I crossed over the road and eventually located the bird in front of Sovereigns Gate, in appearance and shape it looked good for a female Pochard but it seemed too dark, good news that it was alive and moving well.

A lucky bird

After a brief chase I caught it, gave it a look over in the light, it looked ok and was injury free so I made my way into Victoria Garden Park and then to the Thames. As luck would have it the tide was still up, the bird was lively so I released it on the river, it flew good and landed about 20 metres out.

I watched it for a while, it seemed none the worse for wear and started to swim upriver I am glad to say.

The bird on the river after

I very much suspect that she caught it over nearby St.James Park; they fly in this direction quite a lot, what it does go to show again, peregrines as we know are hunting in the early hours/night. With darkness they have all the advantages, I suspect Redwings will start to show soon.
After this I waited for the morning to arrive such as it was, another cloudy day, she flew to the Abbey first and then went straight up to Big Ben to try her luck again.

Hunting from Big Ben

I watched her for another hour, 3 hunts all failed, each time she returned to the crown of Big Ben, of the Tiercel there was no sign throughout the morning, not even from roost, unusual.

Juvenile Casualty

I had arranged to meet Steve Swinney, the idea being to retrieve the bird from the wire somehow, no one wants to see it hanging there like that all the time. We had exhausted other avenues; the cables were live between the telegraph poles, so in the end we decided to get it off ourselves.
In the end Steve came up with the idea of a football, with so much current running through it, it would have been very dangerous to attempt to knock it off with a long pole of sorts. The bird was hanging from its neck as per the previous photos; you would think it would come off quite easily, wrong.

In the end it took around 12 throws each, it was surprisingly well up there before it came away, unfortunately the head remained and the body came down which leads me to think that it may have suffered a massive belt of electricity.
Looking at the bird showed no signs of foul play externally and there was nothing to suggest in the habitat that it was found in that anything untoward had happened, it looks a tragic accident.
The bird has now been sent to the Predatory Bird Monitoring Scheme for an autopsy.

Wednesday, 2 October 2013

An unfortunate end

Juvenile Casualty

The photos below rather sadly show a juvenile peregrine which looks as if it has possibly died from collision, having said that I would have expected the bird to have ended up on the ground rather than entwined around its neck.
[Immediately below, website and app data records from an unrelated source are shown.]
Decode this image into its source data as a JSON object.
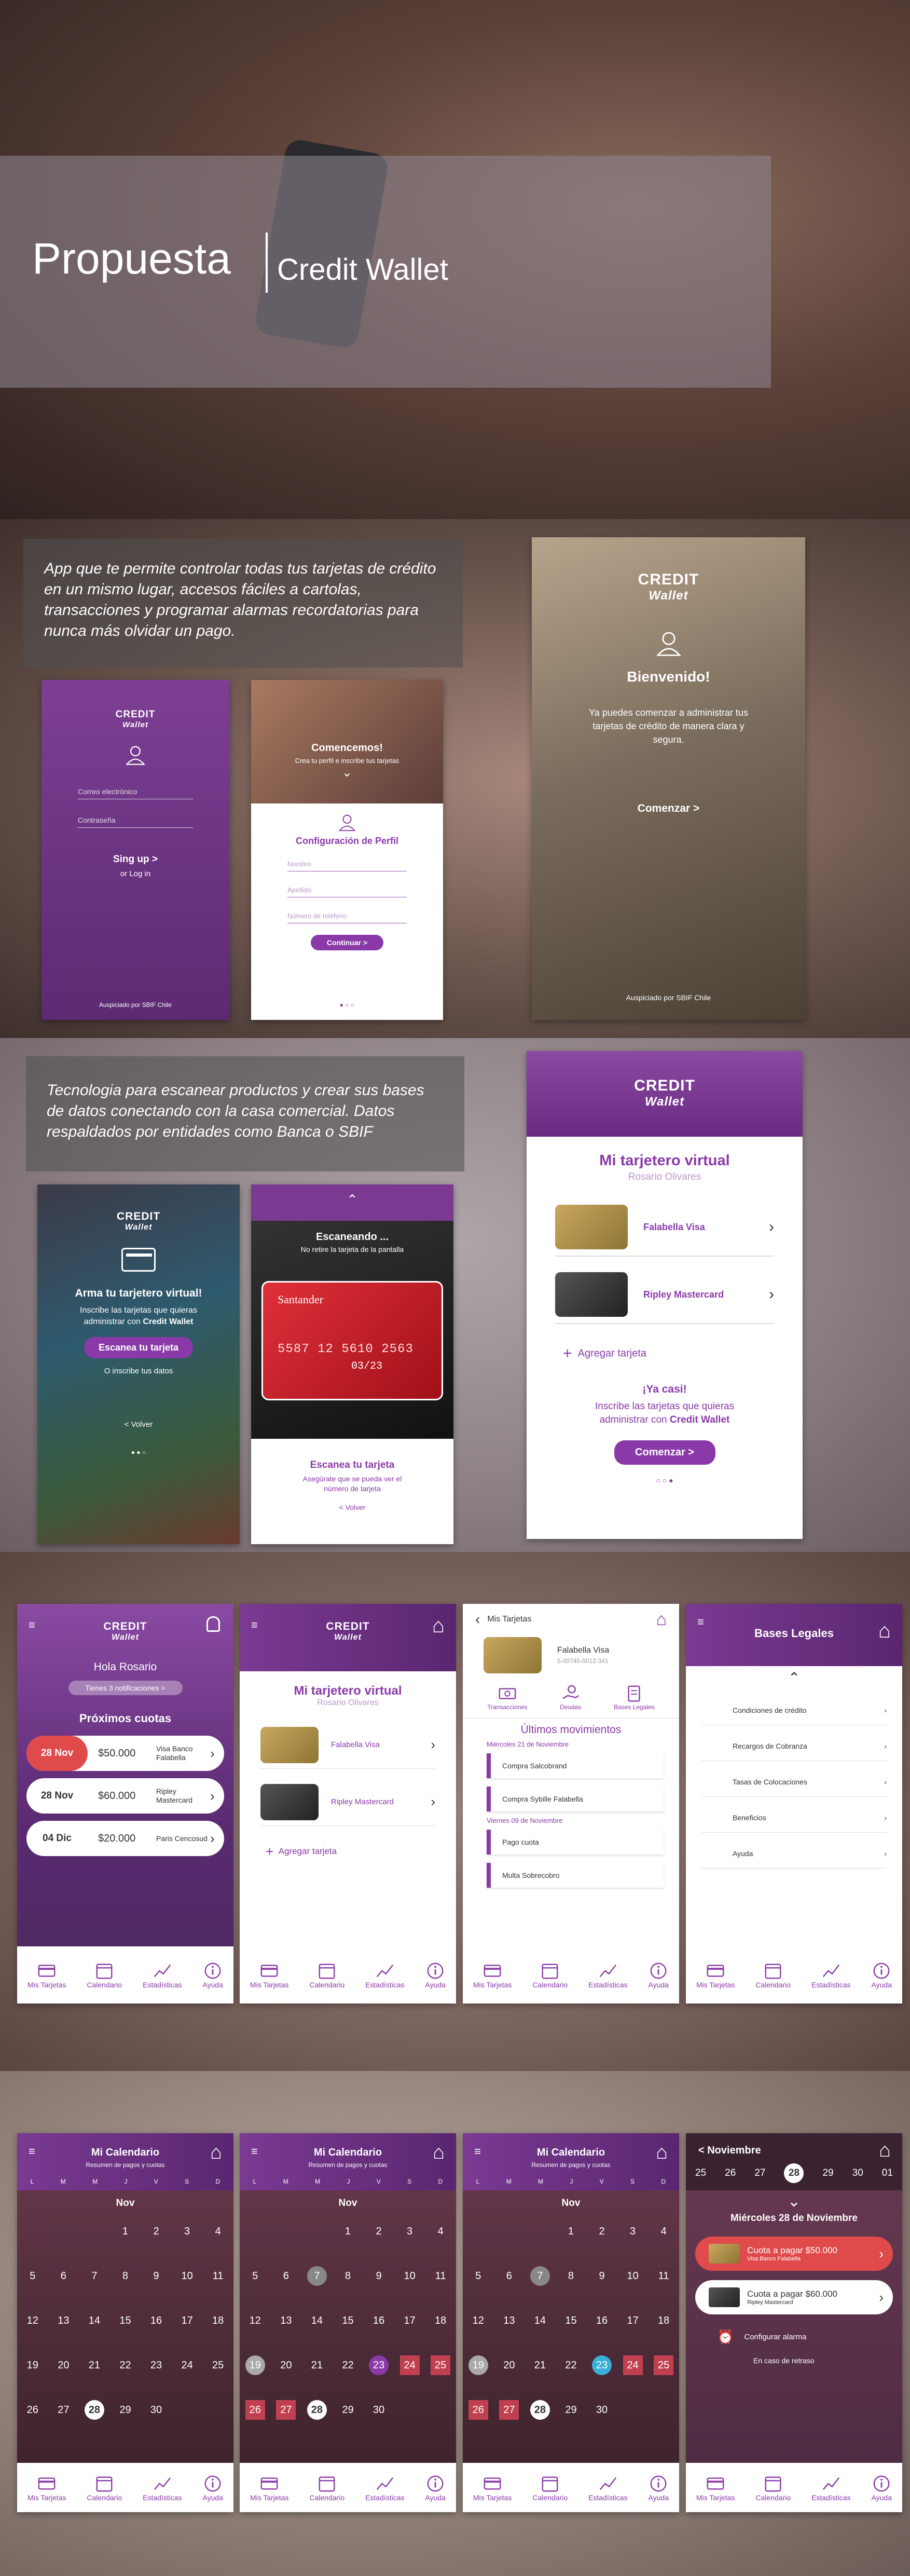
{
  "hero": {
    "title": "Propuesta",
    "subtitle": "Credit Wallet"
  },
  "brand": {
    "name": "CREDIT",
    "sub": "Wallet",
    "sponsor": "Auspiciado por SBIF Chile"
  },
  "sec2": {
    "intro": "App que te permite controlar todas tus tarjetas de crédito en un mismo lugar, accesos fáciles a cartolas, transacciones y programar alarmas recordatorias para nunca más olvidar un pago.",
    "login": {
      "email": "Correo electrónico",
      "password": "Contraseña",
      "signup": "Sing up >",
      "or_login": "or Log in",
      "sponsor": "Auspiciado por SBIF Chile"
    },
    "profile": {
      "banner_title": "Comencemos!",
      "banner_text": "Crea tu perfil e inscribe tus tarjetas",
      "title": "Configuración de Perfil",
      "f1": "Nombre",
      "f2": "Apellido",
      "f3": "Número de teléfono",
      "btn": "Continuar >"
    },
    "welcome": {
      "title": "Bienvenido!",
      "text": "Ya puedes comenzar a administrar tus tarjetas de crédito de manera clara y segura.",
      "btn": "Comenzar >",
      "sponsor": "Auspiciado por SBIF Chile"
    }
  },
  "sec3": {
    "intro": "Tecnologia para escanear productos y crear sus bases de datos conectando con la casa comercial.  Datos respaldados por entidades como Banca o SBIF",
    "arma": {
      "title": "Arma tu tarjetero virtual!",
      "text1": "Inscribe las tarjetas que quieras",
      "text2": "administrar con",
      "text2b": "Credit Wallet",
      "btn": "Escanea tu tarjeta",
      "alt": "O inscribe tus datos",
      "back": "Volver"
    },
    "scan": {
      "title": "Escaneando ...",
      "sub": "No retire la tarjeta de la pantalla",
      "bank": "Santander",
      "num": "5587 12  5610  2563",
      "exp": "03/23",
      "ctitle": "Escanea tu tarjeta",
      "ctext": "Asegúrate que se pueda ver el número de tarjeta",
      "back": "Volver"
    },
    "mi": {
      "title": "Mi tarjetero virtual",
      "name": "Rosario Olivares",
      "card1": "Falabella Visa",
      "card2": "Ripley Mastercard",
      "add": "Agregar tarjeta",
      "casi": "¡Ya casi!",
      "text": "Inscribe las tarjetas que quieras administrar con",
      "brand": "Credit Wallet",
      "btn": "Comenzar >"
    }
  },
  "nav": {
    "i1": "Mis Tarjetas",
    "i2": "Calendario",
    "i3": "Estadísticas",
    "i4": "Ayuda"
  },
  "sec4": {
    "home": {
      "greeting": "Hola Rosario",
      "notif": "Tienes 3 notificaciones  >",
      "title": "Próximos cuotas",
      "rows": [
        {
          "date": "28 Nov",
          "amount": "$50.000",
          "name": "Visa Banco Falabella"
        },
        {
          "date": "28 Nov",
          "amount": "$60.000",
          "name": "Ripley Mastercard"
        },
        {
          "date": "04 Dic",
          "amount": "$20.000",
          "name": "Paris Cencosud"
        }
      ]
    },
    "mi": {
      "title": "Mi tarjetero virtual",
      "name": "Rosario Olivares",
      "card1": "Falabella Visa",
      "card2": "Ripley Mastercard",
      "add": "Agregar tarjeta"
    },
    "det": {
      "back": "Mis Tarjetas",
      "card": "Falabella Visa",
      "num": "5-00745-0012-341",
      "a1": "Transacciones",
      "a2": "Deudas",
      "a3": "Bases Legales",
      "title": "Últimos movimientos",
      "d1": "Miércoles 21 de Noviembre",
      "m1": "Compra Salcobrand",
      "m2": "Compra Sybille Falabella",
      "d2": "Viernes 09 de Noviembre",
      "m3": "Pago cuota",
      "m4": "Multa Sobrecobro"
    },
    "bases": {
      "title": "Bases Legales",
      "items": [
        "Condiciones de crédito",
        "Recargos de Cobranza",
        "Tasas de Colocaciones",
        "Beneficios",
        "Ayuda"
      ]
    }
  },
  "sec5": {
    "cal": {
      "title": "Mi Calendario",
      "sub": "Resumen de pagos y cuotas",
      "days": [
        "L",
        "M",
        "M",
        "J",
        "V",
        "S",
        "D"
      ],
      "month": "Nov",
      "rows": [
        [
          "",
          "",
          "",
          "1",
          "2",
          "3",
          "4"
        ],
        [
          "5",
          "6",
          "7",
          "8",
          "9",
          "10",
          "11"
        ],
        [
          "12",
          "13",
          "14",
          "15",
          "16",
          "17",
          "18"
        ],
        [
          "19",
          "20",
          "21",
          "22",
          "23",
          "24",
          "25"
        ],
        [
          "26",
          "27",
          "28",
          "29",
          "30",
          "",
          ""
        ]
      ]
    },
    "nov": {
      "month": "< Noviembre",
      "week": [
        "25",
        "26",
        "27",
        "28",
        "29",
        "30",
        "01"
      ],
      "date": "Miércoles 28 de Noviembre",
      "c1": "Cuota a pagar $50.000",
      "c1s": "Visa Banco Falabella",
      "c2": "Cuota a pagar $60.000",
      "c2s": "Ripley Mastercard",
      "alarm": "Configurar alarma",
      "late": "En caso de retraso"
    }
  },
  "colors": {
    "purple": "#8a3aa8",
    "red": "#e04a4a"
  }
}
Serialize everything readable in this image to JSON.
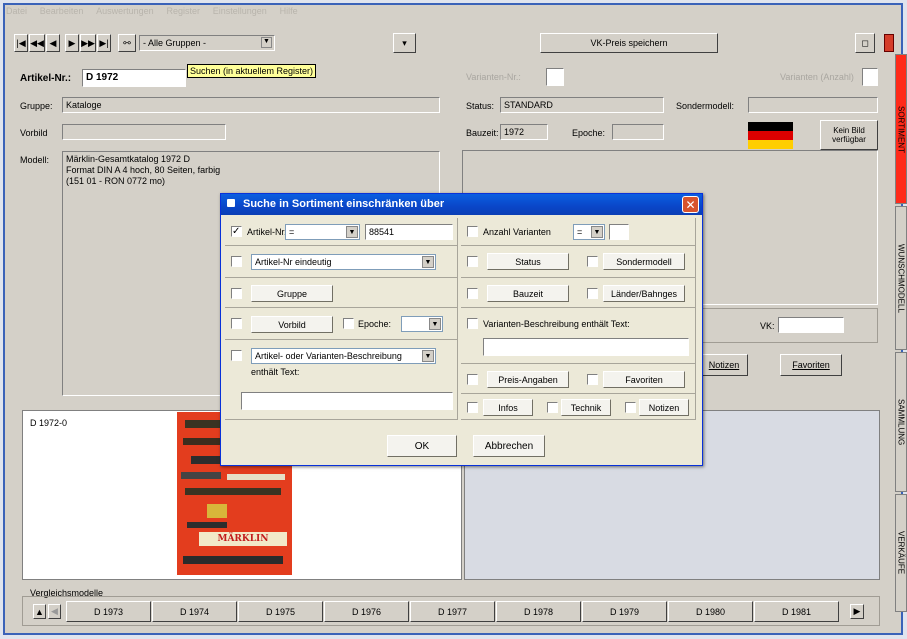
{
  "menu": [
    "Datei",
    "Bearbeiten",
    "Auswertungen",
    "Register",
    "Einstellungen",
    "Hilfe"
  ],
  "toolbar": {
    "group_filter": "- Alle Gruppen -",
    "vk_save": "VK-Preis speichern",
    "search_hint": "Suchen (in aktuellem Register)"
  },
  "form": {
    "artikel_label": "Artikel-Nr.:",
    "artikel_value": "D 1972",
    "gruppe_label": "Gruppe:",
    "gruppe_value": "Kataloge",
    "vorbild_label": "Vorbild",
    "modell_label": "Modell:",
    "modell_lines": [
      "Märklin-Gesamtkatalog 1972 D",
      "Format DIN A 4 hoch, 80 Seiten, farbig",
      "(151 01 - RON 0772 mo)"
    ],
    "varianten_label": "Varianten-Nr.:",
    "varianten_anzahl": "Varianten (Anzahl)",
    "status_label": "Status:",
    "status_value": "STANDARD",
    "sondermodell_label": "Sondermodell:",
    "bauzeit_label": "Bauzeit:",
    "bauzeit_value": "1972",
    "epoche_label": "Epoche:",
    "kein_bild": "Kein Bild verfügbar",
    "vk_label": "VK:",
    "notizen_btn": "Notizen",
    "favoriten_btn": "Favoriten",
    "image_label": "D 1972-0",
    "catalog_brand": "MÄRKLIN"
  },
  "side_tabs": [
    "SORTIMENT",
    "WUNSCHMODELL",
    "SAMMLUNG",
    "VERKÄUFE"
  ],
  "compare": {
    "label": "Vergleichsmodelle",
    "items": [
      "D 1973",
      "D 1974",
      "D 1975",
      "D 1976",
      "D 1977",
      "D 1978",
      "D 1979",
      "D 1980",
      "D 1981"
    ]
  },
  "dialog": {
    "title": "Suche in Sortiment einschränken über",
    "artikel_nr": "Artikel-Nr.",
    "artikel_op": "=",
    "artikel_value": "88541",
    "artikel_eindeutig": "Artikel-Nr eindeutig",
    "gruppe": "Gruppe",
    "vorbild": "Vorbild",
    "epoche": "Epoche:",
    "beschreibung_select": "Artikel- oder Varianten-Beschreibung",
    "enthaelt_text": "enthält Text:",
    "anzahl_varianten": "Anzahl Varianten",
    "anzahl_op": "=",
    "status": "Status",
    "sondermodell": "Sondermodell",
    "bauzeit": "Bauzeit",
    "laender": "Länder/Bahnges",
    "varianten_beschreibung": "Varianten-Beschreibung enthält Text:",
    "preis_angaben": "Preis-Angaben",
    "favoriten": "Favoriten",
    "infos": "Infos",
    "technik": "Technik",
    "notizen": "Notizen",
    "ok": "OK",
    "abbrechen": "Abbrechen"
  }
}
Another possibility is that it touched both cables but I would have expected it to be burnt from this.

However it died it is a sad sight, it is unringed so it could be from anywhere.
Thanks go to Steve Swinney for letting me know and also allowing me to use his photos.
Hopefully we can soon get it removed and it can then be sent off to determine cause of death.

As you can see just hanging by its neck - all photos S.Swinney

Hybrid – a different bird?

I was sent the photos below by Colin Mackenzie – Grieve from the Old Hall Marshes area, he has very kindly allowed me to use them.
As you can see at first glance the bird appears to be one and the same as the East London bird, size, colour and shape all match but on closer examination it appears there are subtle differences.

Essex bird - darker on back with clear moustachial stripe - photos by Colin Mackenzie- Grieve

This bird again looks to be a Saker/Gyr hybrid, the one difference that seems more obvious is that Colin’s bird has a slight moustachial stripe which is characteristic of Saker but only has slight streaking to the underparts, the EL bird seems to have more underside streaking.
The EL bird also has pale fringing to the feathers which do not seem apparent in the Essex bird, by and large it looks as if there are 2 out there.

East London bird - paler and possibly slightly bigger

I am not sure how common Saker/Gyrs are amongst Falconers but looking at them they could be family related?